Double rainbows are caused by a double reflection of sunlight inside the raindrops, and appear at an angle of 50-53°. As a result of the second reflection, the colours of a secondary rainbow are inverted compared to the primary bow, with blue on the outside and red on the inside. Continue reading for more.
The secondary rainbow is fainter than the primary because more light escapes from two reflections compared to one and because the rainbow itself is spread over a greater area of the sky.
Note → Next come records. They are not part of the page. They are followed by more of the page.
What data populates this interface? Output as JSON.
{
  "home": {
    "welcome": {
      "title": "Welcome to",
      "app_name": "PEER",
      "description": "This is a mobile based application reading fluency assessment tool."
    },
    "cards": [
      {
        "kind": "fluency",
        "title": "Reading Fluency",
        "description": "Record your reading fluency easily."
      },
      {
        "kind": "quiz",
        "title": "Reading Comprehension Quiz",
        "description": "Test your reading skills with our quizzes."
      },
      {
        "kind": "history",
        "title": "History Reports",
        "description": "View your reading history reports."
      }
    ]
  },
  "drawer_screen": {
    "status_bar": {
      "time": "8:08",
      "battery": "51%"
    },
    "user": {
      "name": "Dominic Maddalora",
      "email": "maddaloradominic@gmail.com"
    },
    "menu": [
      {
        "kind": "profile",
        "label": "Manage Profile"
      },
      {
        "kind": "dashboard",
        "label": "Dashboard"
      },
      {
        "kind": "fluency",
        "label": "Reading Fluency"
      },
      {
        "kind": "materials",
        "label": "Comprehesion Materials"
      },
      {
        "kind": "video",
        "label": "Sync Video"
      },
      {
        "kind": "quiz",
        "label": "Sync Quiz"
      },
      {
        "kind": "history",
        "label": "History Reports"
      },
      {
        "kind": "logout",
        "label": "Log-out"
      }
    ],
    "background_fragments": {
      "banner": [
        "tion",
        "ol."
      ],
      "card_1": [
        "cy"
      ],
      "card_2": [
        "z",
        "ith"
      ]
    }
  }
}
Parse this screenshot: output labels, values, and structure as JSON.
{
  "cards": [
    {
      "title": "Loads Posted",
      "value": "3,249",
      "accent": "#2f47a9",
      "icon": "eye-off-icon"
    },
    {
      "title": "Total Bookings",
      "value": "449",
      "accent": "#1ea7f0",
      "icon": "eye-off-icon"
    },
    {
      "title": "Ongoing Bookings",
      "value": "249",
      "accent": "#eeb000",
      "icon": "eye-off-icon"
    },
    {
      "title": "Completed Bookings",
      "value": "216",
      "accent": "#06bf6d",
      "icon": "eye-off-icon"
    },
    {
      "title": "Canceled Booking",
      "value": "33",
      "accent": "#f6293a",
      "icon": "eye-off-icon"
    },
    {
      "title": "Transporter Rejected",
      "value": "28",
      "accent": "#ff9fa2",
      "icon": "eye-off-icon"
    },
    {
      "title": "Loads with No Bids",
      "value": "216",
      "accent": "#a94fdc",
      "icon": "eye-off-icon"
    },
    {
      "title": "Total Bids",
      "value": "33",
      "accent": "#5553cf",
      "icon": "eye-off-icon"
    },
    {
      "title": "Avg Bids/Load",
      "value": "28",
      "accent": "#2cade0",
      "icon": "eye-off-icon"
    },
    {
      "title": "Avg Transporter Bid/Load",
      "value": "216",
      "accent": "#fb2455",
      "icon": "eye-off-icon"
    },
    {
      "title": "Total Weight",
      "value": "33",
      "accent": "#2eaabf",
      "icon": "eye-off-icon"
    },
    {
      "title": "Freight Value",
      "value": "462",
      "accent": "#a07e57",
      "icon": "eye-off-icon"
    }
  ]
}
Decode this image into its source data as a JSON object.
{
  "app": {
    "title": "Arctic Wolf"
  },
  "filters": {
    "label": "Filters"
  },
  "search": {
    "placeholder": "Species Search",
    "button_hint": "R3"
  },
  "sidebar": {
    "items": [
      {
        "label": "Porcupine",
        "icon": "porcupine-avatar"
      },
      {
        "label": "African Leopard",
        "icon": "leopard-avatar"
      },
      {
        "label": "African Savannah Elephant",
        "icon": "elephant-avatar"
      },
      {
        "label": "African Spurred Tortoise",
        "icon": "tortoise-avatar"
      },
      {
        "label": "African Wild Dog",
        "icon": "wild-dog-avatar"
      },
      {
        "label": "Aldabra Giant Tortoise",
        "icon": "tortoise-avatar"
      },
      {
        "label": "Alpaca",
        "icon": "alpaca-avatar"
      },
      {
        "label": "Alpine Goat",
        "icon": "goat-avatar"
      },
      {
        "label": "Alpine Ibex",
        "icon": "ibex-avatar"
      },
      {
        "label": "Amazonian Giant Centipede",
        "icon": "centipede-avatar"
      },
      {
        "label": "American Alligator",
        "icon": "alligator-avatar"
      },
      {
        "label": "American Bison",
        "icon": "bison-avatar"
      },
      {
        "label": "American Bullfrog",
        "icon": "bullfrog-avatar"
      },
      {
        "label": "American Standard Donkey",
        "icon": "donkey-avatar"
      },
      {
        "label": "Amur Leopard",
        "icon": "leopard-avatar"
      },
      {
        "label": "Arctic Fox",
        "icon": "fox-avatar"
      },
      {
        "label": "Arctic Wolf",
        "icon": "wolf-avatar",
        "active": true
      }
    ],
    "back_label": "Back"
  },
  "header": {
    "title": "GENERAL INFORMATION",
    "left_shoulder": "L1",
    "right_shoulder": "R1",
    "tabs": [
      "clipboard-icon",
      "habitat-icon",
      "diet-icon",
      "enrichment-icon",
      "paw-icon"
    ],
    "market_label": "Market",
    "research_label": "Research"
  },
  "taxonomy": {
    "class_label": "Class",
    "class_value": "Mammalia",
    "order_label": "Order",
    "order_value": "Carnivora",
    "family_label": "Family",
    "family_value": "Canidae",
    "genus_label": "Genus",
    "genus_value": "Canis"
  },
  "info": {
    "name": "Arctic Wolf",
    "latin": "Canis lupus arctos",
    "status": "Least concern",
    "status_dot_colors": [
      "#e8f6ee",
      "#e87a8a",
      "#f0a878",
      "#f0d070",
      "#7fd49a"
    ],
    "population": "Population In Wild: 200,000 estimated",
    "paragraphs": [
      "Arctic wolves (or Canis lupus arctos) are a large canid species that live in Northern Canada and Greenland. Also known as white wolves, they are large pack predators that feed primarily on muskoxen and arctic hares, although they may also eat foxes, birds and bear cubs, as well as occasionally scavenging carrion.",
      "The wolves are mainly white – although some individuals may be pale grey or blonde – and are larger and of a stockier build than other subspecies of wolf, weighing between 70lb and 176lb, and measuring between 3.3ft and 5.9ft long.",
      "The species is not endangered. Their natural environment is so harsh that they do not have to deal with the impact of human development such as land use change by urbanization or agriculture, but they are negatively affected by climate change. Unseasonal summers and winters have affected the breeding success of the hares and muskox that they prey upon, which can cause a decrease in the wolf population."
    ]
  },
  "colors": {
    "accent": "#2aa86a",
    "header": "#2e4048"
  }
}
The dark area of unlit sky lying between the primary and secondary bows is called Alexander’s band, after Alexander of Aphrodisias who first described it.